> [What the exercise asks]: Copy each line containing "content" from the listing below.

::::::

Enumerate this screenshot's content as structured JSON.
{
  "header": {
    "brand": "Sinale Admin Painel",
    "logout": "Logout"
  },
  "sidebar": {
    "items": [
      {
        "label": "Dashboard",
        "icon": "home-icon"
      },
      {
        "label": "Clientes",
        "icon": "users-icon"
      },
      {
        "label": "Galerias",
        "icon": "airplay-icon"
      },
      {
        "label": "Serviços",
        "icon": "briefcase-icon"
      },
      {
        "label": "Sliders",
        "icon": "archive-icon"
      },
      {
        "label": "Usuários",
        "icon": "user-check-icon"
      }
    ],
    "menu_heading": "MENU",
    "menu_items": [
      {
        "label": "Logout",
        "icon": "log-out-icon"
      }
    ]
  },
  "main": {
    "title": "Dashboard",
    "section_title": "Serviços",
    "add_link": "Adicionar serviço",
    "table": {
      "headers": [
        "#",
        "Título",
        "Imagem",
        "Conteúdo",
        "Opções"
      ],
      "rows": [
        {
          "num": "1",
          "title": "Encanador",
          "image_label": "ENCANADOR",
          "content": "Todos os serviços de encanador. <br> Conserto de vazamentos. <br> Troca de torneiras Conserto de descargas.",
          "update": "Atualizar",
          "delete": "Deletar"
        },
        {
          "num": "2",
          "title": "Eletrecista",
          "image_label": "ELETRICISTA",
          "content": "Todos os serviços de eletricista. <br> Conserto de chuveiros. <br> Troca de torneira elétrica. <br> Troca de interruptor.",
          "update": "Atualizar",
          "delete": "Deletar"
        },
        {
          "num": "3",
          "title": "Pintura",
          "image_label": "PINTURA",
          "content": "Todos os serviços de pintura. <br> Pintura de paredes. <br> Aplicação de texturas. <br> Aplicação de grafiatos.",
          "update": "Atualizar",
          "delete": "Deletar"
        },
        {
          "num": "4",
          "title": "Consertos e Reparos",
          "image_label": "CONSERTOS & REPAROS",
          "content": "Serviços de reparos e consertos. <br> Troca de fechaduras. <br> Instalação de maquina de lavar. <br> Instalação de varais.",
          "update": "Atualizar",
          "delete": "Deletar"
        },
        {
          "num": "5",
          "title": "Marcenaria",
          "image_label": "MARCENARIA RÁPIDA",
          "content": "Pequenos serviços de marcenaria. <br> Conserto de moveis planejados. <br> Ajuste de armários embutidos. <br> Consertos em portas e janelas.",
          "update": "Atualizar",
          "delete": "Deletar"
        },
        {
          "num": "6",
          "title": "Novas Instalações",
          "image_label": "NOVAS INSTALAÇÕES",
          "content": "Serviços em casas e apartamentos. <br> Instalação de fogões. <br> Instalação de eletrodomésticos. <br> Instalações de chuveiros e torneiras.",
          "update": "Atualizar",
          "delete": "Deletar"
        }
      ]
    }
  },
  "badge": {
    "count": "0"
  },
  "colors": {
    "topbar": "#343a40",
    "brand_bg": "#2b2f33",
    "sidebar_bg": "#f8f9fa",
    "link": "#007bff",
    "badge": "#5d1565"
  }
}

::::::

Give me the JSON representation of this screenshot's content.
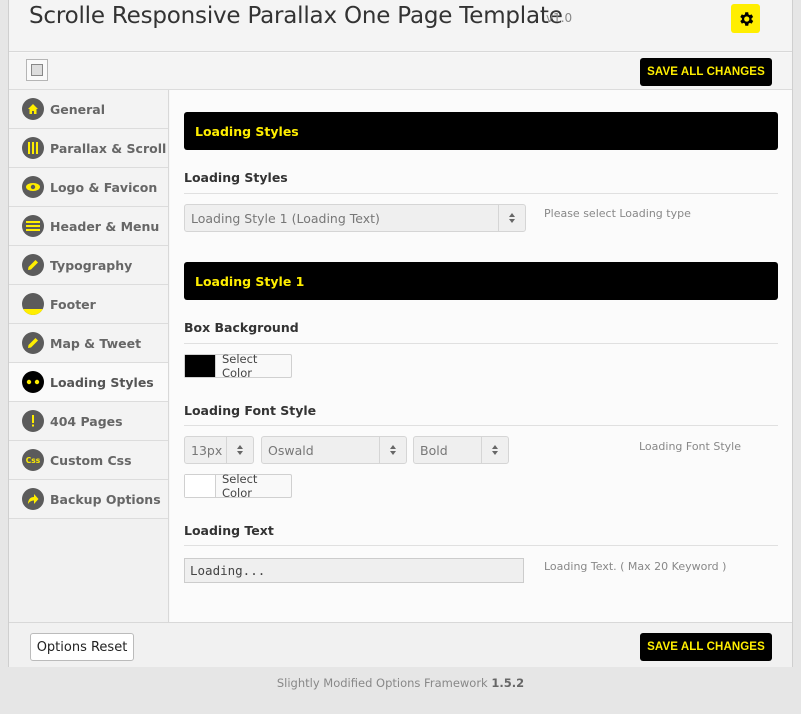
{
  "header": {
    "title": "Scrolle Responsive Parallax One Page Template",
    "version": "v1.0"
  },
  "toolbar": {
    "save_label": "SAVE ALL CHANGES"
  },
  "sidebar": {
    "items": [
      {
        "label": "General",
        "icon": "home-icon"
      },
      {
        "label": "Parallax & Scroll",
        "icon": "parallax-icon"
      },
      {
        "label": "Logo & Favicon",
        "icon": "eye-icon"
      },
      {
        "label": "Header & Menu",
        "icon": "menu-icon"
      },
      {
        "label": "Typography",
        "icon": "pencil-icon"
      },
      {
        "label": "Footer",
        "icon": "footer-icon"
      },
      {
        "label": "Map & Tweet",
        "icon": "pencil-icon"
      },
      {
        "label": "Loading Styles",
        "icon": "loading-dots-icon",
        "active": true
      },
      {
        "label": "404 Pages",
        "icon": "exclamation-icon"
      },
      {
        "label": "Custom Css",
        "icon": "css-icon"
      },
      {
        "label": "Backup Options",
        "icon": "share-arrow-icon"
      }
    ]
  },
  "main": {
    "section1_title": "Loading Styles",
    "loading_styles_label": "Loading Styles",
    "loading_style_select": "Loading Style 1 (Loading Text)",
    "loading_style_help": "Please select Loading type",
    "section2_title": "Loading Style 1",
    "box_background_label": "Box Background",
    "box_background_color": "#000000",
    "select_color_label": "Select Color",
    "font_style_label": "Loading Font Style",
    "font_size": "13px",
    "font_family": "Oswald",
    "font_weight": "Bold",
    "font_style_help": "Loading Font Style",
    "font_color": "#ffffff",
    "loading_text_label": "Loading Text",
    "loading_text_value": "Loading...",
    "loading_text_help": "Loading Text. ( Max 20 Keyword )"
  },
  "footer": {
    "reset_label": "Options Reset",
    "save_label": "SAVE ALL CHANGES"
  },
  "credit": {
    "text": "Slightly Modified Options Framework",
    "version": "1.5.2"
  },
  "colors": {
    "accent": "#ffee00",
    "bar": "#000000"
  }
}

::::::

> [Solution to the exercise]:
Enumerate this screenshot's content as structured JSON.
          "content": "Todos os serviços de encanador. <br> Conserto de vazamentos. <br> Troca de torneiras Conserto de descargas.",
          "content": "Todos os serviços de eletricista. <br> Conserto de chuveiros. <br> Troca de torneira elétrica. <br> Troca de interruptor.",
          "content": "Todos os serviços de pintura. <br> Pintura de paredes. <br> Aplicação de texturas. <br> Aplicação de grafiatos.",
          "content": "Serviços de reparos e consertos. <br> Troca de fechaduras. <br> Instalação de maquina de lavar. <br> Instalação de varais.",
          "content": "Pequenos serviços de marcenaria. <br> Conserto de moveis planejados. <br> Ajuste de armários embutidos. <br> Consertos em portas e janelas.",
          "content": "Serviços em casas e apartamentos. <br> Instalação de fogões. <br> Instalação de eletrodomésticos. <br> Instalações de chuveiros e torneiras.",
Give me the JSON representation of this screenshot's content.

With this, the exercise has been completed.